Like a regular commercial bank, you open up an account with your local waste bank. Periodically, you make deposits with your non-organic solid waste, which are weighed and given a monetary value, based on rates set by waste collectors. This value is saved in your account from which, like a regular bank, you can withdraw. The basic principles of waste banks remain the same across provinces: collect, save, earn, change behavior, and enjoy a clean neighborhood.
Accelerate the transition towards a circular economy by providing machine learning tools to enable smarter characterisation, ubiquitous tracking and automated sorting of waste.
WasteAid shares waste management and recycling skills in the world’s poorest places.
1 in 3 people worldwide have to dump or burn their waste, causing the spread of disease, polluting the oceans and adding to the climate crisis.
Together with our partners, we develop waste collection and recycling programmes to build a cleaner and healthier future. You can help.
When I walk, I get inspired by the things that I find in the street. So I’m just walking and collecting. I don’t have high-class friends. Because people know me as the person who just collects things on the street. People feel ashamed when they are with me. When you collect in the street, you look like a street boy or madman.

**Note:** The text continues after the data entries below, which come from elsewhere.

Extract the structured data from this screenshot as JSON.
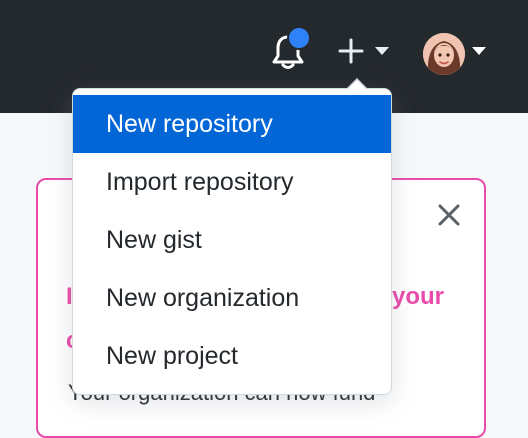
{
  "header": {
    "notification_icon": "bell-icon",
    "notification_indicator_color": "#2f81f7",
    "create_icon": "plus-icon",
    "create_caret_icon": "caret-down-icon",
    "avatar_icon": "user-avatar",
    "avatar_caret_icon": "caret-down-icon"
  },
  "create_menu": {
    "items": [
      {
        "label": "New repository",
        "active": true
      },
      {
        "label": "Import repository",
        "active": false
      },
      {
        "label": "New gist",
        "active": false
      },
      {
        "label": "New organization",
        "active": false
      },
      {
        "label": "New project",
        "active": false
      }
    ],
    "active_color": "#0366d6"
  },
  "promo_card": {
    "close_icon": "close-icon",
    "title_left": "I",
    "title_right": "your",
    "title_line2": "c",
    "body": "Your organization can now fund",
    "accent_color": "#ea4aaa"
  }
}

The Brighton Waste House is the first permanent building in the UK to be constructed from waste, surplus material and discarded plastic gathered from the construction industry, other industries and our homes. The idea, developed with Cat Fletcher of FREEGLE UK, is to test the performance of these undervalued resources over the next few years; the Faculty of Science & Engineering have put sensors in the external walls to monitor their performance.